In the Avedøre Holme district of Copenhagen, not far from Bella Center where the UN Climate Change Conference COP15 takes place 7-18 December, the landscape has changed. The 12 old wind turbines that used to stand there have been taken down, and in their place now stand two of the biggest wind turbines in serial production today – the Siemens 3.6 MW model – each of which has the same capacity as the previous 12. Between them they can supply enough electricity to meet the demands of around 5,000 households.
The sight of these two majestic wind turbines, towering 151.5 metres (497 feet) above the ground, in close proximity to the technologically advanced multi-fuel Avedøre Power Station is likely to become a popular cleantech image with the international media during the UN Climate Change Conference COP15 in Copenhagen from 7-18 December.
One of the two wind turbines, which are operated by leading Danish energy concern DONG Energy, will in the near future be handed over to a cooperative in which 7,000 ordinary citizens have bought shares. DONG Energy has entered a climate agreement concerning the second wind turbine with three Danish companies, which have reserved the CO2 free electricity for their use in the coming years.

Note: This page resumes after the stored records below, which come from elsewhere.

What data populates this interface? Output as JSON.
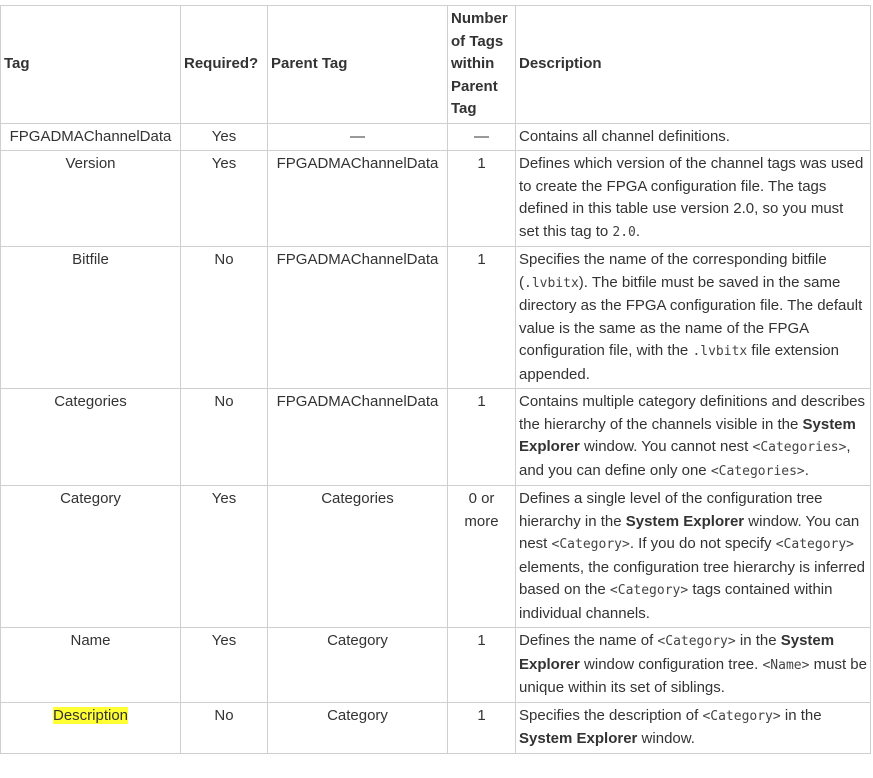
{
  "headers": [
    "Tag",
    "Required?",
    "Parent Tag",
    "Number of Tags within Parent Tag",
    "Description"
  ],
  "rows": [
    {
      "tag": "FPGADMAChannelData",
      "required": "Yes",
      "parent": "—",
      "count": "—",
      "desc": [
        {
          "t": "text",
          "v": "Contains all channel definitions."
        }
      ]
    },
    {
      "tag": "Version",
      "required": "Yes",
      "parent": "FPGADMAChannelData",
      "count": "1",
      "desc": [
        {
          "t": "text",
          "v": "Defines which version of the channel tags was used to create the FPGA configuration file. The tags defined in this table use version 2.0, so you must set this tag to "
        },
        {
          "t": "code",
          "v": "2.0"
        },
        {
          "t": "text",
          "v": "."
        }
      ]
    },
    {
      "tag": "Bitfile",
      "required": "No",
      "parent": "FPGADMAChannelData",
      "count": "1",
      "desc": [
        {
          "t": "text",
          "v": "Specifies the name of the corresponding bitfile ("
        },
        {
          "t": "code",
          "v": ".lvbitx"
        },
        {
          "t": "text",
          "v": "). The bitfile must be saved in the same directory as the FPGA configuration file. The default value is the same as the name of the FPGA configuration file, with the "
        },
        {
          "t": "code",
          "v": ".lvbitx"
        },
        {
          "t": "text",
          "v": " file extension appended."
        }
      ]
    },
    {
      "tag": "Categories",
      "required": "No",
      "parent": "FPGADMAChannelData",
      "count": "1",
      "desc": [
        {
          "t": "text",
          "v": "Contains multiple category definitions and describes the hierarchy of the channels visible in the "
        },
        {
          "t": "bold",
          "v": "System Explorer"
        },
        {
          "t": "text",
          "v": " window. You cannot nest "
        },
        {
          "t": "code",
          "v": "<Categories>"
        },
        {
          "t": "text",
          "v": ", and you can define only one "
        },
        {
          "t": "code",
          "v": "<Categories>"
        },
        {
          "t": "text",
          "v": "."
        }
      ]
    },
    {
      "tag": "Category",
      "required": "Yes",
      "parent": "Categories",
      "count": "0 or more",
      "desc": [
        {
          "t": "text",
          "v": "Defines a single level of the configuration tree hierarchy in the "
        },
        {
          "t": "bold",
          "v": "System Explorer"
        },
        {
          "t": "text",
          "v": " window. You can nest "
        },
        {
          "t": "code",
          "v": "<Category>"
        },
        {
          "t": "text",
          "v": ". If you do not specify "
        },
        {
          "t": "code",
          "v": "<Category>"
        },
        {
          "t": "text",
          "v": " elements, the configuration tree hierarchy is inferred based on the "
        },
        {
          "t": "code",
          "v": "<Category>"
        },
        {
          "t": "text",
          "v": " tags contained within individual channels."
        }
      ]
    },
    {
      "tag": "Name",
      "required": "Yes",
      "parent": "Category",
      "count": "1",
      "desc": [
        {
          "t": "text",
          "v": "Defines the name of "
        },
        {
          "t": "code",
          "v": "<Category>"
        },
        {
          "t": "text",
          "v": " in the "
        },
        {
          "t": "bold",
          "v": "System Explorer"
        },
        {
          "t": "text",
          "v": " window configuration tree. "
        },
        {
          "t": "code",
          "v": "<Name>"
        },
        {
          "t": "text",
          "v": " must be unique within its set of siblings."
        }
      ]
    },
    {
      "tag": "Description",
      "required": "No",
      "parent": "Category",
      "count": "1",
      "highlight": true,
      "desc": [
        {
          "t": "text",
          "v": "Specifies the description of "
        },
        {
          "t": "code",
          "v": "<Category>"
        },
        {
          "t": "text",
          "v": " in the "
        },
        {
          "t": "bold",
          "v": "System Explorer"
        },
        {
          "t": "text",
          "v": " window."
        }
      ]
    }
  ],
  "highlight_color": "#ffff33"
}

The Siemens 3.6 MW wind turbine is (by today's standards) a very large machine more often deployed in offshore wind farms than on land. The wind turbines have a rotor diameter of 120 metres (394 feet), giving a swept area of 11,300 square metres (121,600 square feet). The total weight of the machine is 540 tons.